As production costs mounted and it became clear that lightning might not strike twice (especially if it hadn't yet struck once), production on Superman II was stopped so producers could focus on the first one. Soon after that film proved to be a success, production started again on the sequel — sort of. There were a few difficulties, including Marlon Brando, who wanted more money and took the matter to court. Making matters worse, the director was swapped, putting Richard Lester in charge instead of Richard Donner.
Donner quickly scrapped some footage — about 75 percent of the film had already been shot — and essentially started over, making the movie his own. With a final budget around $54 million, most of that was certainly spent on possibly unnecessary reshoots to create the version we saw on screen. It's yet another instance of two last-minute decisions creating massive production expenses but ultimately resulting in a film — and even a sequel — that critics actually enjoyed, and made some money.

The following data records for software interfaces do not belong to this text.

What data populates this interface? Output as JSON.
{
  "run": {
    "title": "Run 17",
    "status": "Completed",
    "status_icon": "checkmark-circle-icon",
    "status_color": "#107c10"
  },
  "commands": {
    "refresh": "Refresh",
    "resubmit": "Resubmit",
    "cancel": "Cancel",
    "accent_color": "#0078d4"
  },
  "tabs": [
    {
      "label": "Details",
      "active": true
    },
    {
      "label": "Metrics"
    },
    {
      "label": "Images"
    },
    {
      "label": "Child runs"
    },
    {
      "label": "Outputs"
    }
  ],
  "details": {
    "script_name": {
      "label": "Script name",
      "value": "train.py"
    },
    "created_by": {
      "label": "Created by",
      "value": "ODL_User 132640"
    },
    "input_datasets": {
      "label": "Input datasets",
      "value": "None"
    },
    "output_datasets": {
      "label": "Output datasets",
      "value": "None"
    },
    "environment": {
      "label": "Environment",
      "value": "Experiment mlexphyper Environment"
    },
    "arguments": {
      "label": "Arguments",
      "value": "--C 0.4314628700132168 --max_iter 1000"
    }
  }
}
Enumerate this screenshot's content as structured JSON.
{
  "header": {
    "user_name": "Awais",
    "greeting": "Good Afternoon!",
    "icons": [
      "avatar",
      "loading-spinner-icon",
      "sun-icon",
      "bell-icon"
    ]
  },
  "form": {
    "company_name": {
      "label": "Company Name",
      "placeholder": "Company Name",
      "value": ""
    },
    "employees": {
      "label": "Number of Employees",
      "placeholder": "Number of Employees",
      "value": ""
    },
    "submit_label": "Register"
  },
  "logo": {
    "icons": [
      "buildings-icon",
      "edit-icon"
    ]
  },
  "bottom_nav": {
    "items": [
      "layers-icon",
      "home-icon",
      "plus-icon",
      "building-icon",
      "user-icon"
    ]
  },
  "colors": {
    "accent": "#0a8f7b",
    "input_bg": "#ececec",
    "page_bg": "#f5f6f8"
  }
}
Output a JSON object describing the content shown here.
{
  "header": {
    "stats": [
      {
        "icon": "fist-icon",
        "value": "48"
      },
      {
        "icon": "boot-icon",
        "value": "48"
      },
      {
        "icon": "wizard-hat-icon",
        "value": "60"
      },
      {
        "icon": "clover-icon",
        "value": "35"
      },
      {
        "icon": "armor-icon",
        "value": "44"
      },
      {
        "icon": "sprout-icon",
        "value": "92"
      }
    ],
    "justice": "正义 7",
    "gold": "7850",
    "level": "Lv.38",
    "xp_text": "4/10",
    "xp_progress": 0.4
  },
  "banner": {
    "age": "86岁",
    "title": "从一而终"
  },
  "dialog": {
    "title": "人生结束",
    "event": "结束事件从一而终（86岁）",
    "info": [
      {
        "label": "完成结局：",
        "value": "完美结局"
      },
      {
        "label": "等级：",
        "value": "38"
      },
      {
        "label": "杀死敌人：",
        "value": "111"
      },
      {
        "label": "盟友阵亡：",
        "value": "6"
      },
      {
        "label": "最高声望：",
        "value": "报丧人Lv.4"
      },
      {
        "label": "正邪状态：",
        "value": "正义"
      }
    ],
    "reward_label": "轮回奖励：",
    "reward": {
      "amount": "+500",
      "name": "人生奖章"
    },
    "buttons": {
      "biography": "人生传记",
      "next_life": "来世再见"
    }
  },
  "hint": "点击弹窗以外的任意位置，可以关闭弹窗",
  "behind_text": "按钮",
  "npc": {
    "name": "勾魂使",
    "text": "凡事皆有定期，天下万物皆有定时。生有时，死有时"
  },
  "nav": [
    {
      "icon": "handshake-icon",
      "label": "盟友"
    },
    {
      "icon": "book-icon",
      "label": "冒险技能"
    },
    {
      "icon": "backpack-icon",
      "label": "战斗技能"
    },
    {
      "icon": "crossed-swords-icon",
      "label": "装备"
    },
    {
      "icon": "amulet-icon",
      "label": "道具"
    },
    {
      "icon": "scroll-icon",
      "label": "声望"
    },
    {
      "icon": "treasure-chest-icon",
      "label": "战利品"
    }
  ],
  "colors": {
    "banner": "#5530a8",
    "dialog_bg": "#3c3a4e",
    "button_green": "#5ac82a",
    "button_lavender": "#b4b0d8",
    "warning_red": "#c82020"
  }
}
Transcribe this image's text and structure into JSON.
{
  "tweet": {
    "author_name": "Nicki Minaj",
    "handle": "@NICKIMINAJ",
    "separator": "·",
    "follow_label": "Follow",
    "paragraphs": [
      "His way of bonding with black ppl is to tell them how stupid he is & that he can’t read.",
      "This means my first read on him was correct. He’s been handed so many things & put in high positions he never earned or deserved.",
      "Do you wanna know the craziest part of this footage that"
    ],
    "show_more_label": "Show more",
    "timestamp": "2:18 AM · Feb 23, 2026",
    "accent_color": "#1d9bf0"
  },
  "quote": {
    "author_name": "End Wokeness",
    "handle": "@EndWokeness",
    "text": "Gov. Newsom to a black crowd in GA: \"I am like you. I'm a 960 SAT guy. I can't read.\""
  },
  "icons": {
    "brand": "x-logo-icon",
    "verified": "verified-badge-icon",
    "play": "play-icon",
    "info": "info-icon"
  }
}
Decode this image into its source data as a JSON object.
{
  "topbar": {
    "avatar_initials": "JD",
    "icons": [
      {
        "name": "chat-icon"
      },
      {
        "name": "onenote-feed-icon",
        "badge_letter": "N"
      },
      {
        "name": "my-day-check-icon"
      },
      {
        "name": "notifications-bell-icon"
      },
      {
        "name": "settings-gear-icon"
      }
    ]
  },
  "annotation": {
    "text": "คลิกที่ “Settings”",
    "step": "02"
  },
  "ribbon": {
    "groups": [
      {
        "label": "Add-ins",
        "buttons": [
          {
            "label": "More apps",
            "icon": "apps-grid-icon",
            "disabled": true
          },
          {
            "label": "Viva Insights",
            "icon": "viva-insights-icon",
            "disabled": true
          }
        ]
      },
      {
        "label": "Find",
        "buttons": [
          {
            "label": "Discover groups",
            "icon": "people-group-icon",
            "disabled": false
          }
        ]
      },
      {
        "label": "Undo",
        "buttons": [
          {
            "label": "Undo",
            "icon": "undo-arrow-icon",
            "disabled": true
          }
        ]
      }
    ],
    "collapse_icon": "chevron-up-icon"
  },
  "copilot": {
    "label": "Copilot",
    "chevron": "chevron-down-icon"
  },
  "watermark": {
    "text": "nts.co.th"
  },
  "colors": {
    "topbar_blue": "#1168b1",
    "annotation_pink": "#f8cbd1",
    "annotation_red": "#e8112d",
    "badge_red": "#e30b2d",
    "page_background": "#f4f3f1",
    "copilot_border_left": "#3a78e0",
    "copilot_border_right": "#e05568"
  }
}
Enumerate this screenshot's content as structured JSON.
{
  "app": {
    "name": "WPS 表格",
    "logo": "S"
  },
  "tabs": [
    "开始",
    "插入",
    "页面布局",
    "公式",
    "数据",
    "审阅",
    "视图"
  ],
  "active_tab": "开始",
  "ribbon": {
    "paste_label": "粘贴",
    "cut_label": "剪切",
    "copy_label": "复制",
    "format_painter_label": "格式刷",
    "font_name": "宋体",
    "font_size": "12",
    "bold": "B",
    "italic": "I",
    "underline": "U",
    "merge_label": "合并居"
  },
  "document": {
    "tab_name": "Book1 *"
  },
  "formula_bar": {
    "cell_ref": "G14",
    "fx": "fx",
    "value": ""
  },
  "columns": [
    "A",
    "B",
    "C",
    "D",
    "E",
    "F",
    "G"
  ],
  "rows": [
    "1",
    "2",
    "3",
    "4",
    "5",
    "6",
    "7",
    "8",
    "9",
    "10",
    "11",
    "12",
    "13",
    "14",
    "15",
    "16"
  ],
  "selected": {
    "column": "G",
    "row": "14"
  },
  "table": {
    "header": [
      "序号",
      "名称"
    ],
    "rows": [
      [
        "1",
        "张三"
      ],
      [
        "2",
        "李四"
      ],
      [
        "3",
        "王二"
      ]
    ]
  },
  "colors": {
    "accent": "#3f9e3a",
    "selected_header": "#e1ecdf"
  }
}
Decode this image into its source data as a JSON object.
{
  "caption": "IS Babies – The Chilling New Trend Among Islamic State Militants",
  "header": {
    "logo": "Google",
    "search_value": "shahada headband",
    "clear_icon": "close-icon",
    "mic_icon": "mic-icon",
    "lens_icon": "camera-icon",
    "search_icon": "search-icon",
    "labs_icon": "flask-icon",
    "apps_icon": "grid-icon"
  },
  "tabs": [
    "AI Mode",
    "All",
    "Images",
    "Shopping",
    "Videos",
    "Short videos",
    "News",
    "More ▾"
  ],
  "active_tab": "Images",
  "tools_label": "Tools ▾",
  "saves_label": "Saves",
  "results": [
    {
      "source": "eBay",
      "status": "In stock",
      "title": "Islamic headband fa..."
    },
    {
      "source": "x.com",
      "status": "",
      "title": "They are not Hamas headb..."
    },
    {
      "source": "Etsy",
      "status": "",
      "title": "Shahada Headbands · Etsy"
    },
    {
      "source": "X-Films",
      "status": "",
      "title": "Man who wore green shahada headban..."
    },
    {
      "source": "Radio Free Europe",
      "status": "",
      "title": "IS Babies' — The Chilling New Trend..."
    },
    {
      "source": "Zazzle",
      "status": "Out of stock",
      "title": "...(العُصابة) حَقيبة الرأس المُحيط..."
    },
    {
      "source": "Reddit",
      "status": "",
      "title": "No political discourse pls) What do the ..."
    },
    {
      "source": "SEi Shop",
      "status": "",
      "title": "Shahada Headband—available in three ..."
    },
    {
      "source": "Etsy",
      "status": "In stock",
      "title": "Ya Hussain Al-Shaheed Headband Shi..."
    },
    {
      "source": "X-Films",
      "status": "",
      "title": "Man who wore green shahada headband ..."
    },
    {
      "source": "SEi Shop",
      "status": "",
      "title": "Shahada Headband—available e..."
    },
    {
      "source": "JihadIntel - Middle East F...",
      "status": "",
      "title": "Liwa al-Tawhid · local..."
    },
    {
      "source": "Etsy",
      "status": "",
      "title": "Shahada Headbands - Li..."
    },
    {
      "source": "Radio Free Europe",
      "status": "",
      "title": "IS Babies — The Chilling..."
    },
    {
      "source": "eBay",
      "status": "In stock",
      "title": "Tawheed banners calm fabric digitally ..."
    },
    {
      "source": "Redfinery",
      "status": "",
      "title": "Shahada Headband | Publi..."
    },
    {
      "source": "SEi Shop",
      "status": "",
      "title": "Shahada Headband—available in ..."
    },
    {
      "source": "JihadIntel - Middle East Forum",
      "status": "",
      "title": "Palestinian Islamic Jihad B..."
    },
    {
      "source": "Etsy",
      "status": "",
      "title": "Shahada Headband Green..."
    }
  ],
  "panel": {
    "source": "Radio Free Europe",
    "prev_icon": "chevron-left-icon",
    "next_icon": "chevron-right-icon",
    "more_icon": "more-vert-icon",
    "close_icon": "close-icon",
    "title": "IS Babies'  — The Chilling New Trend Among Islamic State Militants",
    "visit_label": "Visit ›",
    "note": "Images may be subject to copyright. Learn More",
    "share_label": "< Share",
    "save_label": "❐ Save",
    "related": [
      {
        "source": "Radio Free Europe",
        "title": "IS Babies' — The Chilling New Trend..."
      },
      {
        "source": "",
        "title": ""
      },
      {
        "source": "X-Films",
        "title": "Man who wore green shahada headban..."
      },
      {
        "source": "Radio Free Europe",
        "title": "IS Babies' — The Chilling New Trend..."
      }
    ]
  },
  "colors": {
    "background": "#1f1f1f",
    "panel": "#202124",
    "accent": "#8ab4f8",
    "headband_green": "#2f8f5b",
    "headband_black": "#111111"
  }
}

Still, fans clamored for years to see Donner's original vision for the caped crusader — and they got their wish when the "Donner Cut" of Superman II was officially released on DVD in 2006, proving once again that the smartest companies know how to turn conflict into profit.